[Component data from apps and pages]
▶

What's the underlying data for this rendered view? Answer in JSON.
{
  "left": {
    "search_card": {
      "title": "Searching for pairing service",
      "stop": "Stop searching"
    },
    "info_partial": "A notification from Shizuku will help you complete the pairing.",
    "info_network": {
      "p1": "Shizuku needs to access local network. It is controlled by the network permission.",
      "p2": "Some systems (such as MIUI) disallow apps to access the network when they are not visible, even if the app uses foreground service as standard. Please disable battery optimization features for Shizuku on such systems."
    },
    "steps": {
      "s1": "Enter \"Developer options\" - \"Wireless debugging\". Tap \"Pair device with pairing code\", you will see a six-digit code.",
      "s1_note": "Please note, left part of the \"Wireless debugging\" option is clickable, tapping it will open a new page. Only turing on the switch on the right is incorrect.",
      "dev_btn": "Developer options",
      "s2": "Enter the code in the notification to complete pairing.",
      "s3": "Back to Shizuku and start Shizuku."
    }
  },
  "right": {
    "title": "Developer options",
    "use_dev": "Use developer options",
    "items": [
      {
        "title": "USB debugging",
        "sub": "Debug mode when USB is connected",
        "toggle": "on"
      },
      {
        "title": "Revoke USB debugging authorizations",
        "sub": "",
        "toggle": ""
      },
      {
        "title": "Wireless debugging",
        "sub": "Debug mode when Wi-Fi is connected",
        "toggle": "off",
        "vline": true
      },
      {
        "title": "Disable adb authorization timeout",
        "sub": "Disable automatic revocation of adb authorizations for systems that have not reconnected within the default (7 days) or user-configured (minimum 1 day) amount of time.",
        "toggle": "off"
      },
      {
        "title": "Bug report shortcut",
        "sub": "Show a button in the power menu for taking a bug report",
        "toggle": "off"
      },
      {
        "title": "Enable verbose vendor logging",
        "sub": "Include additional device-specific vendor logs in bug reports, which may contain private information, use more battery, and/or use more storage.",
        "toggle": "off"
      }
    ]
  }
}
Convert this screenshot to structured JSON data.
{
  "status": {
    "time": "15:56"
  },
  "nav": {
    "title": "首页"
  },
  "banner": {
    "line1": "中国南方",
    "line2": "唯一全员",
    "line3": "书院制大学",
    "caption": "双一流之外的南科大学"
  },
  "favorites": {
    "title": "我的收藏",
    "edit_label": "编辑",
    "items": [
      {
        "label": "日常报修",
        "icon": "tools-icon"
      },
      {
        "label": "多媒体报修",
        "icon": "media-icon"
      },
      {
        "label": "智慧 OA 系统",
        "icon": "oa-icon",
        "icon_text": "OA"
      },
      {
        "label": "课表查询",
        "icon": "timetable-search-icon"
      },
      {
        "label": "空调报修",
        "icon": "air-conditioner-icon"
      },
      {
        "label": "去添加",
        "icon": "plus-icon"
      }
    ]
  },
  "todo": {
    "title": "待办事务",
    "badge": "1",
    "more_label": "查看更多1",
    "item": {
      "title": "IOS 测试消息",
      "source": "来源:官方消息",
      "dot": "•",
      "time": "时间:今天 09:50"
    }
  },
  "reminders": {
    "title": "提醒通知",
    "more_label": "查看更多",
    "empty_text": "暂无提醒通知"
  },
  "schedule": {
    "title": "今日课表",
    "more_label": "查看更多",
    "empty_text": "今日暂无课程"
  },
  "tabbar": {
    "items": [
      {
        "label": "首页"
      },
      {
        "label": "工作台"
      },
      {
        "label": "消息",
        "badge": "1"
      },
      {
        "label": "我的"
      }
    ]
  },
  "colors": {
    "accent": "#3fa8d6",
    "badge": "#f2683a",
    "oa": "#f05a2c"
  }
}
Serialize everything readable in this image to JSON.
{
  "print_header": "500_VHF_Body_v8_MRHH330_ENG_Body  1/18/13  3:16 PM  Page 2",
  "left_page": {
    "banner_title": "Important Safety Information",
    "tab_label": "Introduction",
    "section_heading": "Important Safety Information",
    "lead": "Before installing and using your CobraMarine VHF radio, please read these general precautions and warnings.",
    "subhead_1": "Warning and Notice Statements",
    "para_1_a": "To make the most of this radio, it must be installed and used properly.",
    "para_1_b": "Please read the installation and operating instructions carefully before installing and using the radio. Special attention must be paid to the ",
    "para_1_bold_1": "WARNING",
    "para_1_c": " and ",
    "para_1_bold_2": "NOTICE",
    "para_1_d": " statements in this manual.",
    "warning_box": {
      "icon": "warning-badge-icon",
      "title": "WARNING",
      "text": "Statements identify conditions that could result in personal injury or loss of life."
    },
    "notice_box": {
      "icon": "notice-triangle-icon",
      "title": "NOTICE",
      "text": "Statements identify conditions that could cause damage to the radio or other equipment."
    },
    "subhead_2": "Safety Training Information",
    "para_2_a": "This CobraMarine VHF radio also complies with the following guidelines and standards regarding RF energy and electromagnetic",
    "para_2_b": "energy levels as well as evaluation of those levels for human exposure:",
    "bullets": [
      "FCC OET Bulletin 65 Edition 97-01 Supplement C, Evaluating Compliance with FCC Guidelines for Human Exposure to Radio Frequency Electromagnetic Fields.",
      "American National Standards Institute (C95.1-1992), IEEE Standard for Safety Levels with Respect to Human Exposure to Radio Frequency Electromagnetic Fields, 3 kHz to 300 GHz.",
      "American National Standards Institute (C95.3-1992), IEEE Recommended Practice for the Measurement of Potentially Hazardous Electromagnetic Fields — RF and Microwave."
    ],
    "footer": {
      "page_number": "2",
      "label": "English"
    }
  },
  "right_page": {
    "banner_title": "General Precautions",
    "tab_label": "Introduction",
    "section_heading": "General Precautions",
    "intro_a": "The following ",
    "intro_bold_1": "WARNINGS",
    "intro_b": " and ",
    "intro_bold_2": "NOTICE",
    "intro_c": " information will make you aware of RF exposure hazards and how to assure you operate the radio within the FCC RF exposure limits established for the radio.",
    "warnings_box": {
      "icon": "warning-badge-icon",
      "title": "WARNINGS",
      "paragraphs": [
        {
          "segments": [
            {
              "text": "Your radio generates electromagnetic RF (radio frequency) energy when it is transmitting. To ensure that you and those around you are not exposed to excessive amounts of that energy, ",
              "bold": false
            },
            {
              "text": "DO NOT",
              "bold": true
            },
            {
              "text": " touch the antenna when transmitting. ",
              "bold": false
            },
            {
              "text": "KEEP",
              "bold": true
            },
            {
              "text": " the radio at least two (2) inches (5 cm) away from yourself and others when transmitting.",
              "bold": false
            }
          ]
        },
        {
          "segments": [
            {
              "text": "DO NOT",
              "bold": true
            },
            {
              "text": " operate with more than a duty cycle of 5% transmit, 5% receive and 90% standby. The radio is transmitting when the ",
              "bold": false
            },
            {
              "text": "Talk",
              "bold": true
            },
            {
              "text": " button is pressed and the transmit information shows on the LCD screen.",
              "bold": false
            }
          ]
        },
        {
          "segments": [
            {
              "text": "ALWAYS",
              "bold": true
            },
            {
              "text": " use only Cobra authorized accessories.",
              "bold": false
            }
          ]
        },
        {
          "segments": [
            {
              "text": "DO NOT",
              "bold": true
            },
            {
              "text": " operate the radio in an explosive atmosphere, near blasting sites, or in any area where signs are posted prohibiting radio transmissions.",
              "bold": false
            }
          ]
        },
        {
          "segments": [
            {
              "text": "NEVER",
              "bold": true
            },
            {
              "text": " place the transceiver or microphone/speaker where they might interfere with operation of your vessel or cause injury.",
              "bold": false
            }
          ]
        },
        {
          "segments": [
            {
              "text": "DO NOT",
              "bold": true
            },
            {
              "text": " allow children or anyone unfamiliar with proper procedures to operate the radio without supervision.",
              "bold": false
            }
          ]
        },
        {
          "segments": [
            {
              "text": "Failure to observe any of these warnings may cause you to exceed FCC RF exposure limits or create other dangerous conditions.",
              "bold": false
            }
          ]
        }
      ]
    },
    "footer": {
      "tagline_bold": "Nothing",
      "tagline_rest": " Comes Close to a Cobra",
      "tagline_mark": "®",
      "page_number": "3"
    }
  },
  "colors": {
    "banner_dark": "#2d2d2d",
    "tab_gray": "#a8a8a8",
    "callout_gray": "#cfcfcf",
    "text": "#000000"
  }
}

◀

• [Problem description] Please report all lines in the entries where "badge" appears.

• [Solved problem]
    "badge": "1",
        "badge": "1"
    "badge": "#f2683a",
      "icon": "warning-badge-icon",
      "icon": "warning-badge-icon",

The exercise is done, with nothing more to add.